“Chandler is a very receptive dog who knows people very well. She’s the friendliest of friendly,” Keith Stern, Sandy and Dennis’s son, said.
Keith is Chandler’s master, but the dog was spending the day with Keith’s parents, “Grandma and Grandpa.”
“She spends a lot of time with us,” Sandy said.
It was Chandler’s heightened receptors that finally got Sandy’s attention. Chandler’s anxious movements and back and forth from the water’s edge to the deck and back again was enough to convince Sandy to follow her from the deck and down to the water’s edge where she saw a canoe capsized and several people struggling in the water.
“Chandler was acting antsy and frantic because she could hear the people yelling in the water,” Sandy said.
Calling to her husband, Dennis, he too came down to the lake to survey the situation.
Realizing quickly that the people in the water needed help, Dennis jumped into the family pontoon boat and made his way toward the canoe.
What he found was the mother and a child clinging to the capsized canoe and the father of the family on his way back from shore to the canoe; he had already made it to shore with two of their young children and was on his way back to the canoe to help his wife and other child.
Dennis helped the mother and child onto the pontoon boat and then assisted the father in getting the canoe back to shore.
“There weren’t a lot of words exchanged because I think the family was a bit traumatized,” Sandy said.
When everyone was on shore, it was decided that nobody needed emergency care, thank yous were given and after the family had a chance to dry off a bit and get their wits about them they were gone.
“We’ve lived on the lake for 22 years. It’s a small, quiet lake and we don’t see a lot of activity,” Sandy said.
She also said that they didn’t know the family and figured they were visiting and staying at a cottage for the weekend.

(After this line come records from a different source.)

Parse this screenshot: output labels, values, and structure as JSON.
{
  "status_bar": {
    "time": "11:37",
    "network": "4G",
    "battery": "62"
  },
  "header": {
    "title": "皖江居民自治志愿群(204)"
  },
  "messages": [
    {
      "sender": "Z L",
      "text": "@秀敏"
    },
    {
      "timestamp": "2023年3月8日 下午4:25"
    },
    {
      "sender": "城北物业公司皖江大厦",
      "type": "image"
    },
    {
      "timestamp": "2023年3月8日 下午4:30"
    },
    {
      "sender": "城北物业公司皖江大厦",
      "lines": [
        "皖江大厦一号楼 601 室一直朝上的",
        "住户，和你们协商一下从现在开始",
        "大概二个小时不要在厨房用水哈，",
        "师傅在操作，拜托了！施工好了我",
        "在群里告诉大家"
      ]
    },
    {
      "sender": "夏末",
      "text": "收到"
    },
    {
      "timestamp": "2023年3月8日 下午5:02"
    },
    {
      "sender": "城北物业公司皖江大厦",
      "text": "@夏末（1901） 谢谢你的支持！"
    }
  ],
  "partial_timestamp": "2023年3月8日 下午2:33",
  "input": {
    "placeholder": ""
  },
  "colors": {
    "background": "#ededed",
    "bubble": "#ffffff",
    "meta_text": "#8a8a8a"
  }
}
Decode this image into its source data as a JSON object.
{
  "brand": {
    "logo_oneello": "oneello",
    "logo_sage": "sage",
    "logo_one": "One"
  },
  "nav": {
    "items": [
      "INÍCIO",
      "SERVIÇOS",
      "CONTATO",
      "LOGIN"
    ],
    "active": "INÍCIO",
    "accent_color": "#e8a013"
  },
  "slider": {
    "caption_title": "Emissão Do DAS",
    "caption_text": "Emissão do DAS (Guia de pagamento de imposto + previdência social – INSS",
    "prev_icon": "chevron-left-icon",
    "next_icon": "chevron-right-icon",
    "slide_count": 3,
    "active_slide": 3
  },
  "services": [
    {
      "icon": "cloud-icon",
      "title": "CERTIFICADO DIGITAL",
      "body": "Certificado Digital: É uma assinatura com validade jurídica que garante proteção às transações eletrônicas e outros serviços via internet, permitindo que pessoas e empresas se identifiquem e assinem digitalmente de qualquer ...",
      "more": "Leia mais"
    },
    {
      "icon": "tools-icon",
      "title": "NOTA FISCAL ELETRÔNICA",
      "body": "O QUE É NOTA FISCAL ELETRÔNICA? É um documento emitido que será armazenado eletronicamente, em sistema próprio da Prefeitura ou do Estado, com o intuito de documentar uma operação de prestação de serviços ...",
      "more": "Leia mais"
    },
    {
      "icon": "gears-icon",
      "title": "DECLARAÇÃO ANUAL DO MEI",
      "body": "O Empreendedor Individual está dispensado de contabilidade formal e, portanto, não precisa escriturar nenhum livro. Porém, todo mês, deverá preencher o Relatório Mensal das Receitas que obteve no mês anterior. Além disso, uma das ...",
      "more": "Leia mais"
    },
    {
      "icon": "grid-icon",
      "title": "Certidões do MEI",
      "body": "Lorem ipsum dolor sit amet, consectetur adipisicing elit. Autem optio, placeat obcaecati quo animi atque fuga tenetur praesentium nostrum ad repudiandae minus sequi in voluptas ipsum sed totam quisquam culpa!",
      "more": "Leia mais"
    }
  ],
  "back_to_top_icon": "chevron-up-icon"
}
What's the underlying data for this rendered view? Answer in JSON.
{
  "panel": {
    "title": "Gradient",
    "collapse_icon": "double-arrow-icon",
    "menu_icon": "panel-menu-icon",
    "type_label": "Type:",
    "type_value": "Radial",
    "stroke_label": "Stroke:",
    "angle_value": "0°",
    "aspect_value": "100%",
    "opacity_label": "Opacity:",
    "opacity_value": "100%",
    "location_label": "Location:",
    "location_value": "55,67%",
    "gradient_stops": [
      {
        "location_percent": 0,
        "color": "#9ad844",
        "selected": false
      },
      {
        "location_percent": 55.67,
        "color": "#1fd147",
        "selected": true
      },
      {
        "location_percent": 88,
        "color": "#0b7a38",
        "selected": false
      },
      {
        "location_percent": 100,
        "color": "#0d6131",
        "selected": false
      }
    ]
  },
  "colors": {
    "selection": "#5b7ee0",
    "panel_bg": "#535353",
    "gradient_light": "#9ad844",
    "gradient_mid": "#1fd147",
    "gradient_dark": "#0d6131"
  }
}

But had it not been for Chandler and her Lassie-like behavior, the Sterns would never have known that the family had capsized their canoe and needed help.
Raymond T. Rivard may be reached at firstname.lastname@example.org.